→ Task directions: Below are records; copy every line in them that holds the word "your".

Record extracts START

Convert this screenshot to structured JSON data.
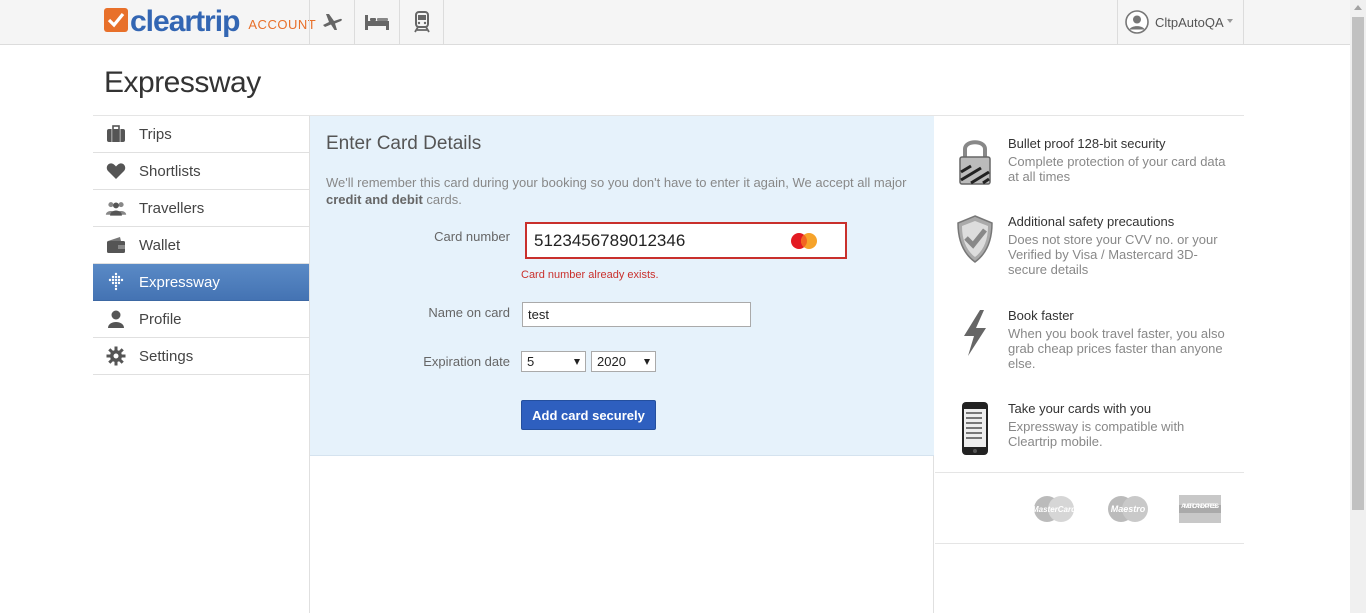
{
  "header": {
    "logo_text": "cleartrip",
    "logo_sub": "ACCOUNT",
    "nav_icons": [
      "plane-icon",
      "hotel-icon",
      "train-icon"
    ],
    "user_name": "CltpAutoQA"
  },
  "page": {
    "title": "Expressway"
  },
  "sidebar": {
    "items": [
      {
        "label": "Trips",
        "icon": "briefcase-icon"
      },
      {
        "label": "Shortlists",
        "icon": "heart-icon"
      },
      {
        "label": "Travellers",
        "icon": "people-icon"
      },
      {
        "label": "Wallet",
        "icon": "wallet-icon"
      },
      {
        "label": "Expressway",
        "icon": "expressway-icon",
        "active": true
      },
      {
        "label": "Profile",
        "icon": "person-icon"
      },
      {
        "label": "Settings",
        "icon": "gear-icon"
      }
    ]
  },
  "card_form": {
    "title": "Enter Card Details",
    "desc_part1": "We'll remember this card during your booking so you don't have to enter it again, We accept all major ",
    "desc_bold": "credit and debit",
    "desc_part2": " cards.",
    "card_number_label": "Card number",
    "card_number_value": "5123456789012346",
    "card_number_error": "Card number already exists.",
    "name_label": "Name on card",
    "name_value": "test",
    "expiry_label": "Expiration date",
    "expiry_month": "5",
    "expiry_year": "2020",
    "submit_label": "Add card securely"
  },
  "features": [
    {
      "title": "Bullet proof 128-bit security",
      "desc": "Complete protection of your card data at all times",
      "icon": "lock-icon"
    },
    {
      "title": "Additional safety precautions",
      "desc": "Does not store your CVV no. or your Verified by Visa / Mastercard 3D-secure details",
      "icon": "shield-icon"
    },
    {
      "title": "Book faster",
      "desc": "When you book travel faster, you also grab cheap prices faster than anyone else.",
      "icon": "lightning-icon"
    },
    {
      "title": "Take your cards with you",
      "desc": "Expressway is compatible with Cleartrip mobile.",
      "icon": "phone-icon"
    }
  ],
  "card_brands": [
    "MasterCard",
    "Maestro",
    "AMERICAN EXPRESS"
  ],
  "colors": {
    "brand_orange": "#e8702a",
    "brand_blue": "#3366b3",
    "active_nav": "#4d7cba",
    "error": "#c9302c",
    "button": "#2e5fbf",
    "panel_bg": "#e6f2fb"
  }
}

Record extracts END
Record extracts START

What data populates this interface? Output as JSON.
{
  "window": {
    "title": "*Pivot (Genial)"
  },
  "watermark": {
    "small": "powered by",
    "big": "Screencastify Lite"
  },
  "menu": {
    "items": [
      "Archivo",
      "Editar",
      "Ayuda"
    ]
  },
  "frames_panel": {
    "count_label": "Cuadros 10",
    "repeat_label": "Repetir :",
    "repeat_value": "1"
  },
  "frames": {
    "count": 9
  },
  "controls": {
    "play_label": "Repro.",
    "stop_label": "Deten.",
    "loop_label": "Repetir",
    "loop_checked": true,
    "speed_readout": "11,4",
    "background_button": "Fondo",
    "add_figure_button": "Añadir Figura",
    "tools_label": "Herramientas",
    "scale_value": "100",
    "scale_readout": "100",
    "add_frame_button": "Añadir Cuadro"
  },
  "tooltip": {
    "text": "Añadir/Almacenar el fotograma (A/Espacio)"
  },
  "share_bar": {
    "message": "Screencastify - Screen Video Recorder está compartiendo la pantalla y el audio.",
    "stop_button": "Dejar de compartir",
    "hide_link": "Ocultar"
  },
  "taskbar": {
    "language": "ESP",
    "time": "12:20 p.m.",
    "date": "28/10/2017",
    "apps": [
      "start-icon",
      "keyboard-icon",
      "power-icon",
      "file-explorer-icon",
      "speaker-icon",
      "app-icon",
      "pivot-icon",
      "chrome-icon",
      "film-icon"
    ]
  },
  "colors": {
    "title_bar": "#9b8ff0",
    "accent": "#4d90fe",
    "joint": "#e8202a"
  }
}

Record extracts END

→ Solution:
    "desc_part1": "We'll remember this card during your booking so you don't have to enter it again, We accept all major ",
      "desc": "Complete protection of your card data at all times",
      "desc": "Does not store your CVV no. or your Verified by Visa / Mastercard 3D-secure details",
      "title": "Take your cards with you",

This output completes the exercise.